John William Vincent (1884-1941)
John 'Jack' Vincent was born in 1884 in a suburb of Birmingham, though due to a mistake on his grave, this is often quoted as 1879. He ran away to sea at around 13 years of age and by 1909 he had moved to Hull to work on the North Sea trawlers.
In 1910 he married a local girl Alice May Parker, and the couple had two small children by the time he signed up to join the Endurance Expedition in 1914. Although originally hired as boatswain, Vincent was later demoted to able seaman as a result of complaints from several crew members that he had called them names and struck them.
A physically strong man, Vincent was selected by Shackleton to make the hazardous journey in the James Caird to South Georgia. During the perilous voyage, Vincent was nearly lost overboard during stormy weather. He had been attempting to scrape the ice off the boat when he slipped, fortunately grabbing the main mast at the last moment. By the time the party reached South Georgia Vincent was in a bad physical and mental state, possibly caused by trench foot, and could not make the final trek across the island.

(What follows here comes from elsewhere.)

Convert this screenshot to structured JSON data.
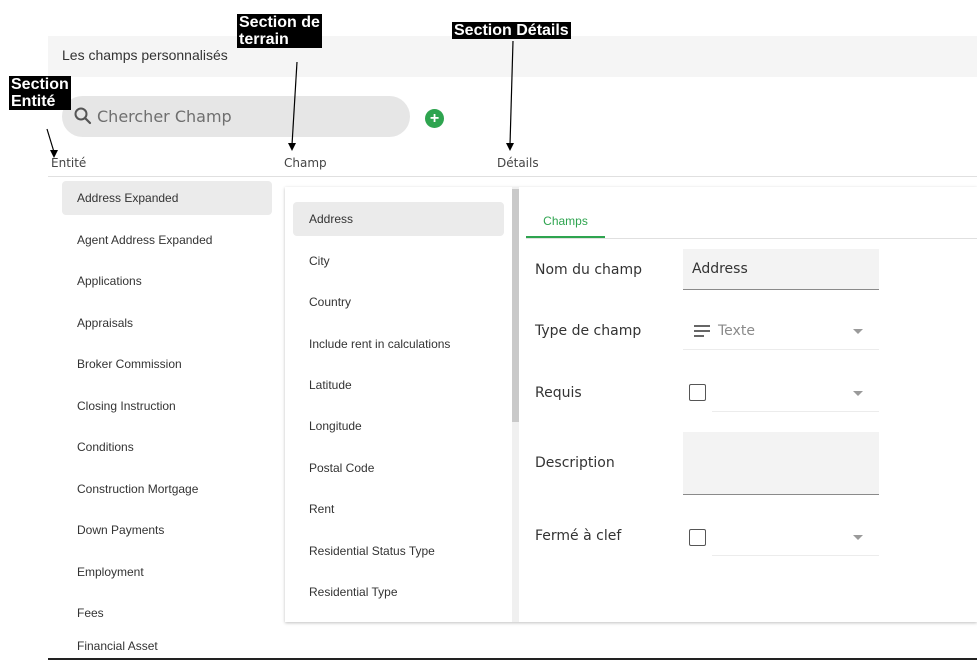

The voyage of the James Caird to South Georgia. Embroidery inspired by the Endurance Expedition by Viv Stamford.
On his return to England Vincent returned to deep sea fishing and became a respected skipper. He spent time in the Royal Naval Reserve in both world wars. In 1917 the family welcomed another child, followed by another in 1920. Vincent continued to work on the trawlers out of Hull, gaining his skipper’s licence from the Hull board of trade in 1922. In 1923, his wife Alice was diagnosed with tuberculosis and died 2 weeks after giving birth to their fifth child. Sadly, the baby also didn’t survive.
A couple of years later Vincent married again and in the early 1930s he and his wife re-located to Grimsby where they raised their 9 children between them. Constantly living on the breadline the family nearly starved when a ship Vincent was in command of was stranded off the coast of Iceland resulting in the board of trade suspending his skippers licence. Fortunately, he was able to find trawling work out of Finland due to his ‘otherwise distinguished service record’.

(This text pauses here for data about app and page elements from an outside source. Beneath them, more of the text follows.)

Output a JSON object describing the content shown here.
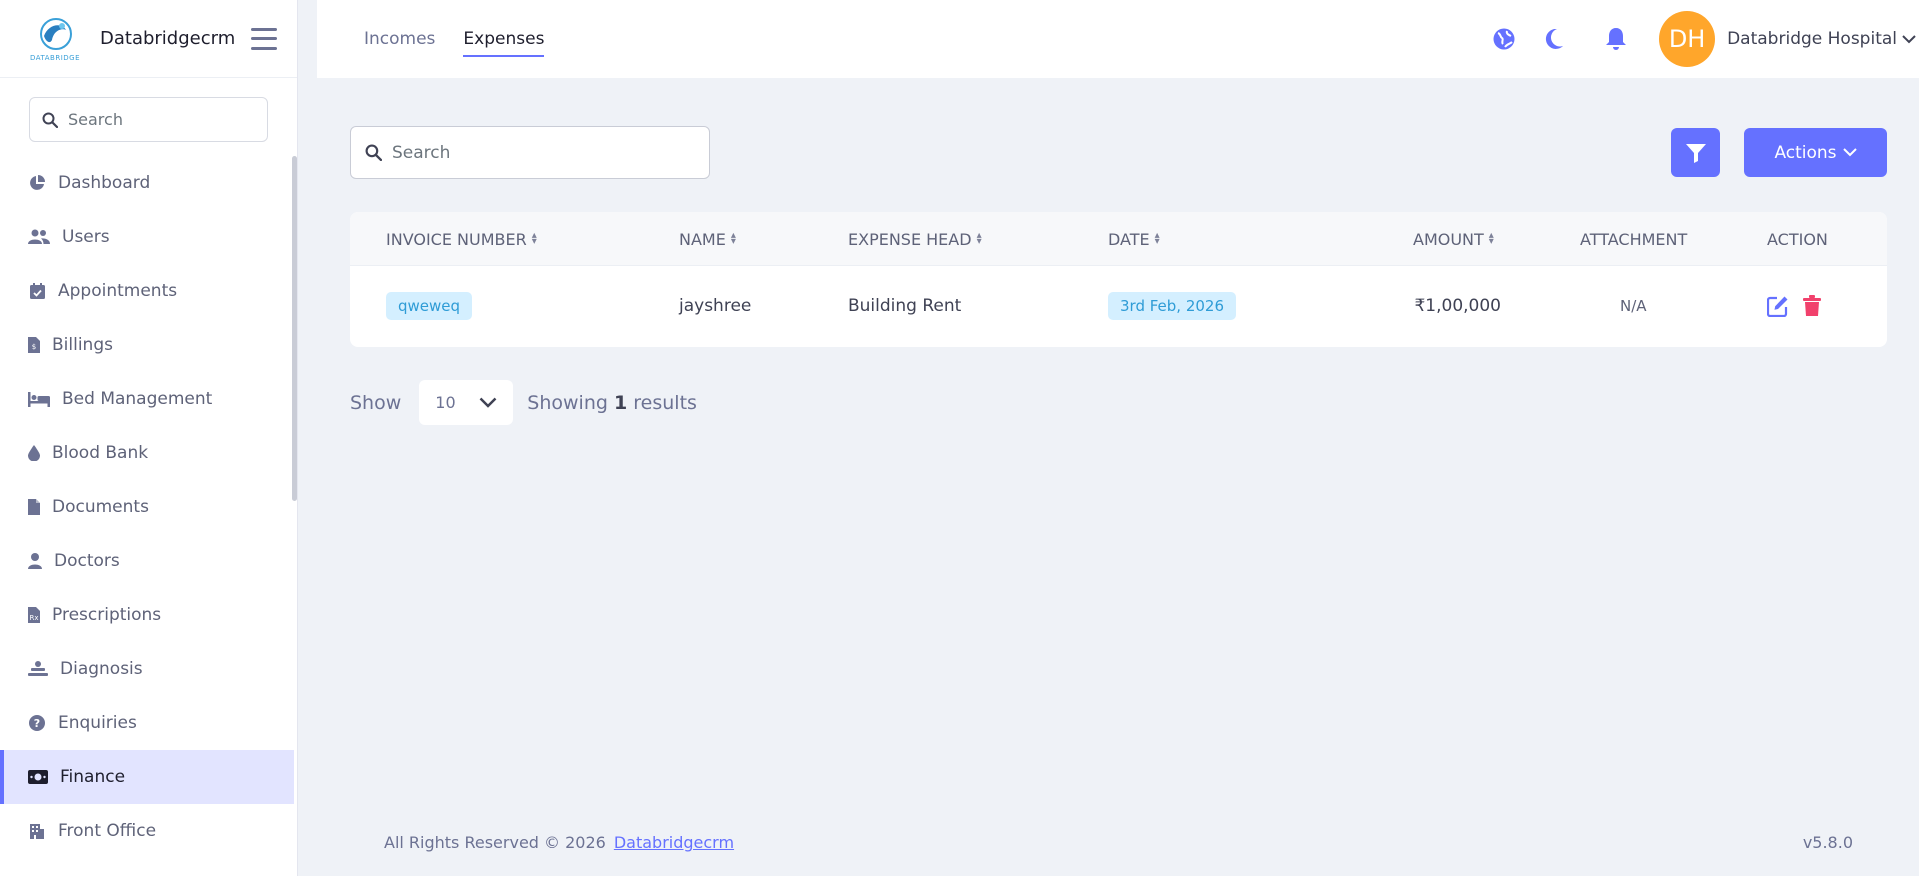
{
  "sidebar": {
    "brand_name": "Databridgecrm",
    "logo_text": "DATABRIDGE",
    "search_placeholder": "Search",
    "items": [
      {
        "label": "Dashboard",
        "icon": "chart-pie-icon"
      },
      {
        "label": "Users",
        "icon": "users-icon"
      },
      {
        "label": "Appointments",
        "icon": "calendar-check-icon"
      },
      {
        "label": "Billings",
        "icon": "file-invoice-icon"
      },
      {
        "label": "Bed Management",
        "icon": "bed-icon"
      },
      {
        "label": "Blood Bank",
        "icon": "droplet-icon"
      },
      {
        "label": "Documents",
        "icon": "file-icon"
      },
      {
        "label": "Doctors",
        "icon": "doctor-icon"
      },
      {
        "label": "Prescriptions",
        "icon": "prescription-icon"
      },
      {
        "label": "Diagnosis",
        "icon": "diagnosis-icon"
      },
      {
        "label": "Enquiries",
        "icon": "question-circle-icon"
      },
      {
        "label": "Finance",
        "icon": "money-bill-icon",
        "active": true
      },
      {
        "label": "Front Office",
        "icon": "building-icon"
      }
    ]
  },
  "header": {
    "tabs": [
      {
        "label": "Incomes",
        "active": false
      },
      {
        "label": "Expenses",
        "active": true
      }
    ],
    "avatar_initials": "DH",
    "user_name": "Databridge Hospital"
  },
  "content": {
    "search_placeholder": "Search",
    "actions_label": "Actions",
    "table": {
      "columns": [
        "INVOICE NUMBER",
        "NAME",
        "EXPENSE HEAD",
        "DATE",
        "AMOUNT",
        "ATTACHMENT",
        "ACTION"
      ],
      "rows": [
        {
          "invoice_number": "qweweq",
          "name": "jayshree",
          "expense_head": "Building Rent",
          "date": "3rd Feb, 2026",
          "amount": "₹1,00,000",
          "attachment": "N/A"
        }
      ]
    },
    "pagination": {
      "show_label": "Show",
      "page_size": "10",
      "showing_prefix": "Showing",
      "result_count": "1",
      "showing_suffix": "results"
    }
  },
  "footer": {
    "copyright": "All Rights Reserved © 2026",
    "brand_link": "Databridgecrm",
    "version": "v5.8.0"
  },
  "colors": {
    "primary": "#6571ff",
    "avatar": "#ffa62b",
    "danger": "#f1416c",
    "pill_bg": "#d4efff",
    "pill_text": "#2f9cd6"
  }
}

In 1941 while in command of HMT Alfredian, an armed trawler, John Vincent contracted pneumonia and died a short time later. Vincent was buried with full Naval honours in Scartho Road Cemetary, Grimsby. Vincent was one of four who was not recommended for the polar medal by Shackleton.
Research and text by Hayley Vincent Cropp.
Embroidery by Viv Stamford.
By placing a booking, you are permitting us to store and use your (and any other attendees) details in order to fulfil the booking.
We will not use your details for marketing purposes without your explicit consent.
You must be a member holding a valid Society membership to view the content you are trying to access. Please login to continue.
Join us today, Society membership is open to anyone with a passion for geography
Cookies on the RGS website